At the close of trading on August 7 of last year, Tesla Inc’s market value was $64.8 billion, its highest ever.

Not coincidentally, that was also the day CEO Elon Musk claimed on Twitter that he had lined up a take-private deal worth almost $72 billion (he hadn’t). A lot has happened in the nine months or so since then, and the stock has dropped by almost half: Tesla kicked off last Monday worth $29 billion less than it was at the end of that frenetic day.

It seems weird to think a stock trading at 108 times forward earnings is suffering a crisis of confidence, but how else to characterise what’s happened in the past few months? Monday morning’s drop, taking the stock below $200 initially and to its lowest level since late 2016, was touched off by another analyst cutting their price target.
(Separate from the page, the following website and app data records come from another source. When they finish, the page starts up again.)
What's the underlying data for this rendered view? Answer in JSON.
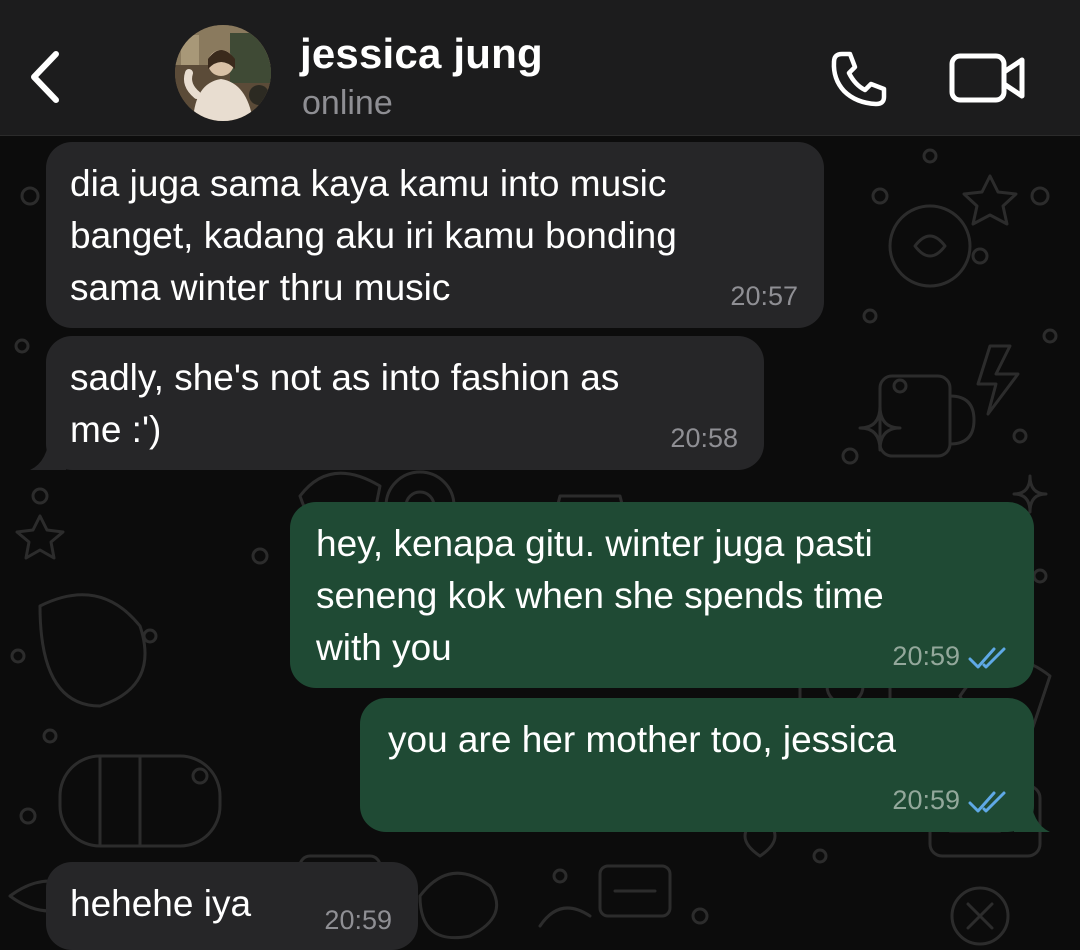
{
  "header": {
    "contact_name": "jessica jung",
    "status": "online",
    "icons": {
      "back": "chevron-left-icon",
      "call": "phone-icon",
      "video": "video-camera-icon"
    }
  },
  "colors": {
    "header_bg": "#1c1c1d",
    "incoming_bubble": "#262628",
    "outgoing_bubble": "#1f4a34",
    "read_ticks": "#5fa9e6",
    "timestamp": "#8f8f94"
  },
  "messages": [
    {
      "direction": "incoming",
      "text": "dia juga sama kaya kamu into music\nbanget, kadang aku iri kamu bonding\nsama winter thru music",
      "time": "20:57"
    },
    {
      "direction": "incoming",
      "text": "sadly, she's not as into fashion as\nme :')",
      "time": "20:58"
    },
    {
      "direction": "outgoing",
      "text": "hey, kenapa gitu. winter juga pasti\nseneng kok when she spends time\nwith you",
      "time": "20:59",
      "status": "read"
    },
    {
      "direction": "outgoing",
      "text": "you are her mother too, jessica",
      "time": "20:59",
      "status": "read"
    },
    {
      "direction": "incoming",
      "text": "hehehe iya",
      "time": "20:59"
    }
  ]
}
Granted, it’s best not to set too much store by a target, now at $230, that was $365 as recently as 25 days ago. The consensus target is about $295, according to data compiled by Bloomberg, meaning it’s still at its richest level relative to the stock in more than three years.

What makes this especially pernicious is the timing. Tesla has spent a good deal of 2019 unveiling what ought to be zingers, only for them to be ignored. We have had the unveiling of the Model Y, the long-awaited $35,000 Model 3 going on sale, the launch of Model 3 shipments in Europe and China, plus a whole analyst day dedicated to Tesla’s ambitions in robo-taxis.
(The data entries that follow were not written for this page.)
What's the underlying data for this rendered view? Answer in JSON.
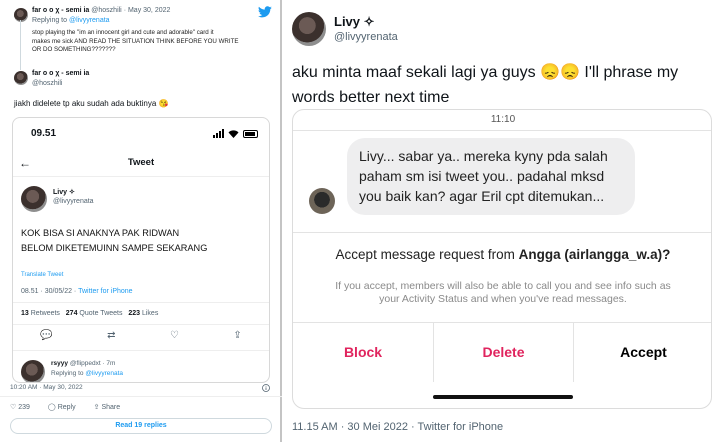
{
  "left": {
    "reply_tweet": {
      "name": "far o o χ - semi ia",
      "handle": "@hoszhili",
      "date": "May 30, 2022",
      "replying_to_prefix": "Replying to",
      "replying_to": "@livyyrenata",
      "text_line1": "stop playing the \"im an innocent girl and cute and adorable\" card it",
      "text_line2": "makes me sick AND READ THE SITUATION THINK BEFORE YOU WRITE",
      "text_line3": "OR DO SOMETHING???????"
    },
    "main_tweet": {
      "name": "far o o χ - semi ia",
      "handle": "@hoszhili",
      "text": "jiakh didelete tp aku sudah ada buktinya",
      "emoji": "😘"
    },
    "phone": {
      "time": "09.51",
      "header_title": "Tweet",
      "user_name": "Livy ✧",
      "user_handle": "@livyyrenata",
      "tweet_line1": "KOK BISA SI ANAKNYA PAK RIDWAN",
      "tweet_line2": "BELOM DIKETEMUINN SAMPE SEKARANG",
      "translate": "Translate Tweet",
      "timestamp": "08.51 · 30/05/22 ·",
      "source": "Twitter for iPhone",
      "retweets_count": "13",
      "retweets_label": "Retweets",
      "quotes_count": "274",
      "quotes_label": "Quote Tweets",
      "likes_count": "223",
      "likes_label": "Likes",
      "reply_user": "rsyyy",
      "reply_handle": "@flippedxt · 7m",
      "reply_prefix": "Replying to",
      "reply_to": "@livyyrenata"
    },
    "footer": {
      "timestamp": "10:20 AM · May 30, 2022",
      "likes": "239",
      "reply_label": "Reply",
      "share_label": "Share",
      "read_replies": "Read 19 replies"
    }
  },
  "right": {
    "name": "Livy ✧",
    "handle": "@livyyrenata",
    "tweet_line1": "aku minta maaf sekali lagi ya guys 😞😞 I'll phrase my",
    "tweet_line2": "words better next time",
    "dm": {
      "time": "11:10",
      "bubble_line1": "Livy... sabar ya.. mereka kyny pda salah",
      "bubble_line2": "paham sm isi tweet you.. padahal mksd",
      "bubble_line3": "you baik kan? agar Eril cpt ditemukan...",
      "request_prefix": "Accept message request from",
      "request_name": "Angga (airlangga_w.a)?",
      "info_line1": "If you accept, members will also be able to call you and see info such as",
      "info_line2": "your Activity Status and when you've read messages.",
      "block_label": "Block",
      "delete_label": "Delete",
      "accept_label": "Accept"
    },
    "footer": "11.15 AM · 30 Mei 2022 · Twitter for iPhone"
  },
  "colors": {
    "twitter_blue": "#1d9bf0",
    "danger_red": "#e0245e",
    "muted": "#536471"
  }
}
Tesla even raised more cash via new equity and a convertible issue, alleviating any acute concerns on liquidity.

Part of the problem here is that, a bit like that final season of “Game of Thrones”, Tesla’s plot suddenly sped up, squeezing a lot of dramatic moves into a short period. Coming against a backdrop of repeated job cuts, zigzagging vehicle pricing, senior people leaving, and the spectacle of Musk’s tussle with the Securities and Exchange Commission about his tweets, the effect has been jarring rather than thrilling.

It is tough to maintain the image of a well-funded growth company when a company raises billions of dollars of fresh money and then tells its staff every payment going out the door will be reviewed.
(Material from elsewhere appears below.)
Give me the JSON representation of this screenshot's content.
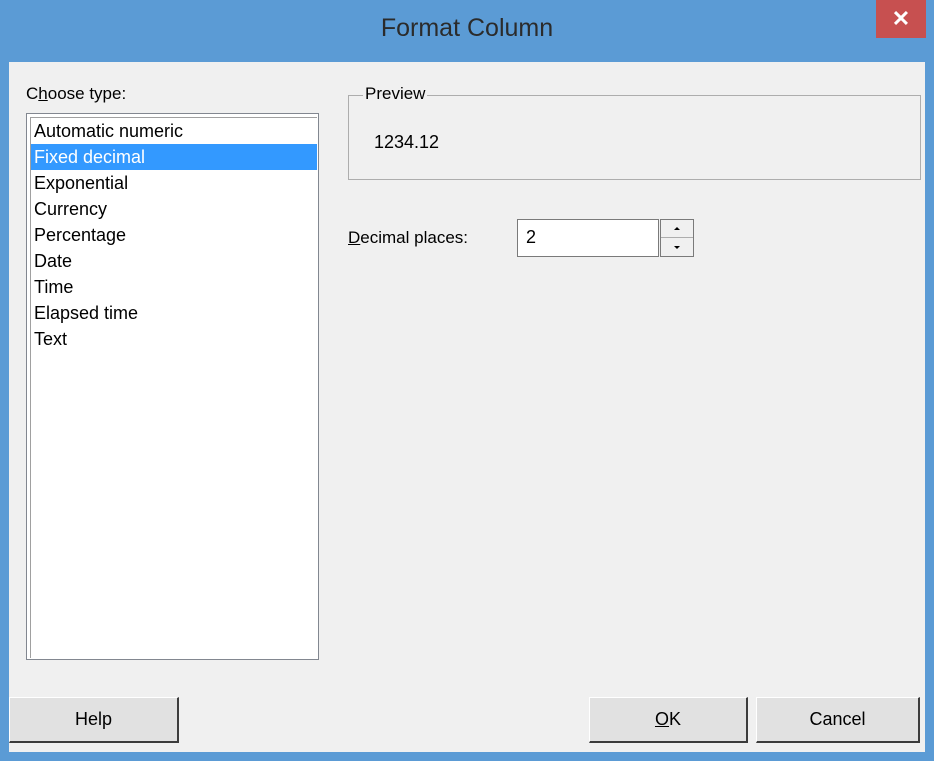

High multiples on growth stocks are supposed to eventually compress as the company’s financials catch up to the hype. This actually happened for Tesla in 2018. It began that year priced at about 3.1 times forward sales (using enterprise value). It ended the year at 2.3 times, despite the stock being relatively flat, as the big increase in Model 3 sales stoked higher forecasts.

Now, it trades at just 1.7 times — but that is all about falling confidence, not rising estimates.

The bull case for Tesla has rested on the assumption that Model 3 sales, especially, would rise quickly enough to let the company become self-funding. Hopes for this reached an apogee late last year. But that was before dreadful first-quarter figures made clear the growth, cash flow and profits of the second half of 2018 rested largely on pulling forward demand for the highest-priced versions of the Model 3 and slashing spending.

Had Tesla sold new equity six months ago, it might have really assuaged concerns about the balance sheet and injected renewed vigour into the growth narrative. Now, it looks more like a patch for holes in that narrative.

It is telling that, despite an extra $2.3 billion or so in the bank, Tesla’s bonds maturing in 2025 have sunk to their lowest price ever. Their spread to Treasuries was 603 basis points the day before the capital raise was announced. As of Monday morning, just 19 days later, that has blown out to 682 points. A bond priced at about 5.3 per cent less than two years ago now yields a shade over 9 per cent.

Those bonds have always been underpinned chiefly by Tesla’s high stock price, the ATM that would always give more if bondholders got nervous. You can see this in Tesla’s Altman-Z score, a weighted average of five ratios used to assess bankruptcy risk (a score of less than 1.8 is not good). Tesla’s score edged above 1.8 in the final quarter of 2018, but was back below at the end of March.

Adjusted for the new funding, it is now at about 1.3 times. Breaking down the components, it’s easy to see Tesla’s market cap has been the dominant factor in keeping it even that high.

With Tesla’s financial performance and funding yet to reach escape velocity, restoring faith in the stock is critical. With so many blockbusters unveiled already, though, it’s hard to see what might turn sentiment around.

As it stands, we’re about six weeks from the end of a quarter for which Tesla has ambitious sales targets already. Not too long ago, meeting these would have probably spurred even higher estimates and multiples on top of them.

Now, that looks like the bare minimum to stop further selling.